Anang G. Alfian | CRCS | Article
“Jesus as an infant fled with his family into exile. During his public life, he went about doing good and healing the sick, with nowhere to lay his head”.
We were finally in the next to last meeting of Religion and Globalization class. Having studied religion and globalization through the whole sessions, we have come to understand a lot about what role of religions play in accord to globalization and how globalization affects the way religions are concerned with humanitarian issues.
On Monday, November 21, 2016, we had a field trip to one faith-based-NGO to understand how such religious organization works for humanity. Jesuit Refugee Service (JRS) is one of the well-known international organizations and it was a good place to learn the working field of faith-based organizations. Together with Gregory Vanderbilt as the lecturer of the class, we visited the national office of JRS in Yogyakarta and had a great time meeting Fr. Maswan, S.J., and learning directly from a member of the community

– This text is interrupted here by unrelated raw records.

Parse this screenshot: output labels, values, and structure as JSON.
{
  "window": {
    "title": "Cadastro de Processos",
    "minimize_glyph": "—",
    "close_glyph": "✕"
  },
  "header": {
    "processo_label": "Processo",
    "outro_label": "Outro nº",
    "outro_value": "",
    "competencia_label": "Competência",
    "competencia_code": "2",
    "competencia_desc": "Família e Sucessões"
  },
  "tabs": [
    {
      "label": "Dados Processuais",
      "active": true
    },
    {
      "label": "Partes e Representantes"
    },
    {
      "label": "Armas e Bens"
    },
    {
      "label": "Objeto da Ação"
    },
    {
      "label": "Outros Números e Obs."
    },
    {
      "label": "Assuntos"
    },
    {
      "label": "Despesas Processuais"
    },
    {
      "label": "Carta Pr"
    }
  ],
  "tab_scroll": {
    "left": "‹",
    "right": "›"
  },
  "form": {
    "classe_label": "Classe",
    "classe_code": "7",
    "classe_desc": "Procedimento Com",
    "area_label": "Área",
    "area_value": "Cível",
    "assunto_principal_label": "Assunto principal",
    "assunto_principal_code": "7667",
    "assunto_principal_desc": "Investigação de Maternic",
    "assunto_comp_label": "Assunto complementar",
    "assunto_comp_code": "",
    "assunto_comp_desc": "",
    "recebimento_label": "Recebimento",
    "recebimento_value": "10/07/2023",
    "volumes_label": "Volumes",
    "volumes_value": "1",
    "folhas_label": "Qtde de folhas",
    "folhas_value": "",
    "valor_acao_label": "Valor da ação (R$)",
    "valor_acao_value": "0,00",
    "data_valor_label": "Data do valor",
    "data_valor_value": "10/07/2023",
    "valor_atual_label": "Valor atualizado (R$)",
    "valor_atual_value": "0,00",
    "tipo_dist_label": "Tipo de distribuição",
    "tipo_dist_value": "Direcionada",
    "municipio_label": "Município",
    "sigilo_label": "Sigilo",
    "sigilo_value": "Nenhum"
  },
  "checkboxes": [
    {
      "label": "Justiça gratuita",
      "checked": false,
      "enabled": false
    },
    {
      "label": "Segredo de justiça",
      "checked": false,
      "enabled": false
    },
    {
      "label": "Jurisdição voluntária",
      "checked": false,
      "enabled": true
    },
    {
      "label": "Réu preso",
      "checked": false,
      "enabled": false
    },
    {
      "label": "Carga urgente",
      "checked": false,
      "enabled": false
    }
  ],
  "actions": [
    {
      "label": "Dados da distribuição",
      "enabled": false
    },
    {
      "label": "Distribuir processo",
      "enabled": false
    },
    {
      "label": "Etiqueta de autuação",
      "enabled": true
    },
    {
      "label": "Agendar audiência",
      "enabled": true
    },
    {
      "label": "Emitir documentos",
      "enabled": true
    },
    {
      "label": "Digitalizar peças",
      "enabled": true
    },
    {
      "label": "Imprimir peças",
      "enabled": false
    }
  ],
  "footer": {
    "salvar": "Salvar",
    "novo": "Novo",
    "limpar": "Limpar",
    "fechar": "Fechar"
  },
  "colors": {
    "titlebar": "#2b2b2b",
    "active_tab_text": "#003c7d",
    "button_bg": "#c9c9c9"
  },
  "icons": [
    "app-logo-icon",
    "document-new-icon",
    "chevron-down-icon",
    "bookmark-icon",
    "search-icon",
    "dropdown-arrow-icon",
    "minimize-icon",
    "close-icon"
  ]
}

Our visit began with Fr. Maswan’s presentation about the organization. Firstly established in Indonesia in 1999, Jesuit Refugees Services has been accompanying, advocating, and giving services to forcibly displaced people. Therefore, this organization has actually been well experienced in dealing with the issues. As we listen to his presentation, we come to realize that this problem of refugees and asylum seekers cannot be ignored for it belongs to international concern. The perpetuation of war, disasters, racial conflict, and many other causes make refugees seek for their safety life by migrating to other national boundaries.
However, it has never been easy for refugees because they have to face the legal and often difficult administrative regulations of the government where they are staying. This is exactly what happens to refugees in Indonesia. Because Indonesia has not ratified the 1951 Convention Relating to the Status of Refugees, refugees in Indonesia are not recognized as such by the Indonesian government—instead they are considered undocumented aliens—while they wait for recognition from the UNHCR which will allow them to resettle in another country. In some districts, refugees have to stay in detention center while waiting for their legal refugee status to be acknowledged by the law.
As recorded in JRS monitoring, refugees in Indonesia have reached a number of 4.344 people of whom 540 are female and 905 are children with 96 being unaccompanied minors and seperated children. So far, JRS has been accompanying two detention centers in Surabaya and Manado and being involved in other areas as well. In Aceh, JRS has advocated for protection over 625 people and has given psychosocial accompaniement to over 1558 refugees. In Yogyakarta, they are serving the refugees, mostly from Afghanistan, housed in the Ashrama Haji. They listen, accompany, and make activities to give hope for those people who had been separated from their family and their mother land.
So, where is exactly the religion to deal with this? This question come out of students trying to figure out the role of religion in this humanity organization. Then, the community member continued the presentation stating that the mission of JRS is intimately connected with the mission of Society of Jesus to serve faith and promote the justice of God’s kingdom in dialogues with cultures and religions. Yet, another student comes up with another concern, “Does it mean that JSR proselytize Christianity?” Well. This is very important because in the previous meeting, we read through Philip Fountain’s “Proselytizing Development” and he himself attended our class for discussing this topic. In sort, the religion has been inspired by the development organization as precedent in history while, vice versa, religion brings universal ethics to be put in dialogue with cultures and religion.
In the last session of our discussion in JRS offices, Fr. Maswan emphasized some points such as it is the problem of humanity that we have to be concerned about and not at all concerned in religious kind of missionary work altough it might inspired the organization in its underlying ethics, building cooperation with other cultural, faith-based, and other types of organization. We also read the paper Fredy Torang (2013 batch) presented in Singapore about how JRS acts as an agent of “humanitarian diplomacy” between the refugees and the local communities and government. In 2017, JRS will continue lobbying local government to allow refugees to live in a community and not in detention and also monitoring the migration all over the world to help assisting the displaced people and consistently gives concern to human right and dignity.
Field Trip to Jesuit Refugee Services
Anang G. Alfian | CRCS | Article